Daesh killing civilians in Mosul to deter support for army

Iraqi officials say Daesh are using the city's more than 1 million remaining residents as human shields, firing from rooftops of inhabited houses and using a network of tunnels to launch ambushes in the midst of residential areas.

Photo by: Reuters
Photo by: Reuters

A member of the Iraqi federal police force launches a mortar during an operation against Daesh in Qayyara, south of Mosul.

Daesh has killed 21 civilians in Mosul it accused of collaborating with an internationally-backed security force as it fights to hold on to its last bastion of power in Iraq's second largest city.

Iraqi officials say Daesh is using the city's more than 1 million remaining residents as human shields, firing from rooftops of inhabited houses and using a network of tunnels to launch ambushes in the midst of residential areas.

A major operation by the Iraqi Armed Forces, Kurdish peshmerga fighters and Popular Mobilisation Forces backed by an international coalition was launched on October 17, after the Iraqi government resolved to regain control and restore its writ in Mosul.

The campaign, consisting of a 100,000-strong army, is the biggest military operation in Iraq in more than a decade of turmoil unleashed by the 2003 US-led invasion that toppled Saddam Hussein.

Iraqi military estimates put the number of Daesh gunmen in the city at 5,000 to 6,000.

A bomb hits a Daesh position in the town of Naweran near Mosul, Iraq. (Reuters)

Iraqi Armed Forces are trying to consolidate gains made in the east of the city and are yet to enter the northern or southern neighbourhoods of Mosul.

Kurdish peshmerga fighters are supporting them on the eastern and northern fronts, while the Iranian-backed Popular Mobilisation Forces are battling west of the city.

Kurdish peshmerga forces in the east of Mosul are advancing towards Daesh positions. (Reuters)

The killing of civilians, reported on Tuesday by a medical source, indicate that the ultra-hardline group has maintained its ability to police Mosul, more than four weeks after the start of the offensive.

Daesh defences were breached in the east of the city two weeks ago.

But Iraqi forces faced resistance from Daesh who have deployed suicide car bombs, snipers and waves of counter-attacks.

They have been fighting in a dozen of the roughly 50 neighbourhoods on the eastern side of the city, which is divided by the Tigris River running through its centre.
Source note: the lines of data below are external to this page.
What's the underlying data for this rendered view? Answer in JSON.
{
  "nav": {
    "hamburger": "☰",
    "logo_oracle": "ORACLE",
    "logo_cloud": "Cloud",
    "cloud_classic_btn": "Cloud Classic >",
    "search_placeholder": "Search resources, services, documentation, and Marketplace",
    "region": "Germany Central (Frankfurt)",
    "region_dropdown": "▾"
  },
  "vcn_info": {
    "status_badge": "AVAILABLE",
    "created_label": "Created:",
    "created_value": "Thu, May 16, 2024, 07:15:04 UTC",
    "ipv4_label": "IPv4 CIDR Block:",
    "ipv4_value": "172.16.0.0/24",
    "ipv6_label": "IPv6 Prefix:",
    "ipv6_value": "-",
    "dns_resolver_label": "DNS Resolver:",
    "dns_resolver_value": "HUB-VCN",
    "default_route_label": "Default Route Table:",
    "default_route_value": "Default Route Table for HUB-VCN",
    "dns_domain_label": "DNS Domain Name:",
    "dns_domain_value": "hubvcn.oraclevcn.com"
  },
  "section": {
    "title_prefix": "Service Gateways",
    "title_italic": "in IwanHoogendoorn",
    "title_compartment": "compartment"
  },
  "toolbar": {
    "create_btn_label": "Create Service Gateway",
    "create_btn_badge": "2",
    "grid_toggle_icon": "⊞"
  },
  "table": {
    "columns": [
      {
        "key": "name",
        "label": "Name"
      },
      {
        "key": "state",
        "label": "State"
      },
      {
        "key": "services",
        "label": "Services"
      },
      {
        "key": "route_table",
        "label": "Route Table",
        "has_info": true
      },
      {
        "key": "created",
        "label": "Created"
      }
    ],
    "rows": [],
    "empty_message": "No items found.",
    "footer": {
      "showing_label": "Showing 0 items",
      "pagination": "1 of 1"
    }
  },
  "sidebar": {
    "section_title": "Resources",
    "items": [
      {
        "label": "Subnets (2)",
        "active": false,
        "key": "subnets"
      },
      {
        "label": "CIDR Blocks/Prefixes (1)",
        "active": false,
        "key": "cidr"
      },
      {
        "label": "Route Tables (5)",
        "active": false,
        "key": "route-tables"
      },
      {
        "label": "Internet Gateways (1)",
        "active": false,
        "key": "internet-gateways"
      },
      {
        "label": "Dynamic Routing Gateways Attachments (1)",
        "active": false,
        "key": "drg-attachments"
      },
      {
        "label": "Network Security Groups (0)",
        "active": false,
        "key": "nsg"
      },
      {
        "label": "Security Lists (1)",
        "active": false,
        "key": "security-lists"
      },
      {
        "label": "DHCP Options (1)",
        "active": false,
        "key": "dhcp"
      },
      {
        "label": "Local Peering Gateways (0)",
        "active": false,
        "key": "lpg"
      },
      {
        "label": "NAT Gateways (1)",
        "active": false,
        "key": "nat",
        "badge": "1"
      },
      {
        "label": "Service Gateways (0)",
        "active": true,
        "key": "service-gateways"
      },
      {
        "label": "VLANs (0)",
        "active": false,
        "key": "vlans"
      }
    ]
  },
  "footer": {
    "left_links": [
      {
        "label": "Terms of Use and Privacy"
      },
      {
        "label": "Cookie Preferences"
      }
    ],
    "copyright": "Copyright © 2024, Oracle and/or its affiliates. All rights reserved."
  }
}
A Kurdish peshmerga fighter shoots during an operation to attack Daesh in the town of Naweran, near Mosul, Iraq. (Reuters)

Interior Ministry spokesman Saad Maan said on Tuesday that Iraqi forces in the east of the city, which also include part of a tank division, had dislodged Daesh gunmen from a third of the eastern side of the city.

He was speaking at a joint news conference with Iraqi officials and officers from the internationally-backed coalition who are assisting with air strikes and soldiers on the ground, who are officially designated as advisers.

Australian Brigadier-General Roger Noble, asked about Maan's comments, said, "The way I'd describe it is they're well into the city on the eastern side."

"We haven't had out the measuring stick and done the percentages," he said at the news conference at the Qayyara military base south of Mosul which is the main base of the campaign.

"Once you get into the city and the enemy being the way they are, with civilians, it's a difficult fight, but fundamentally it's on track."

955 Daesh Gunmen Killed

Maan said so far 955 Daesh gunmen had been killed and 108 captured on the southern front lines alone.

He did not give a toll for the campaign overall -- for security forces, civilians or for fDaesh fighters.

In an online statement, Daesh said it killed 412 Iraqi government and Kurdish fighters during the fourth week of the battle.

On the southern front, Human Rights Watch said that Iraqi soldiers, militiamen and civilians had mutilated the bodies of at least five Daesh fighters.

Thousands Displaced

More than 56,000 people have been displaced because of the fighting from villages and towns around the city to government-held areas, according to UN estimates.

The figure does not include the tens of thousands of people rounded up in villages around Mosul and forced to accompany Daesh fighters to cover their retreat towards the city.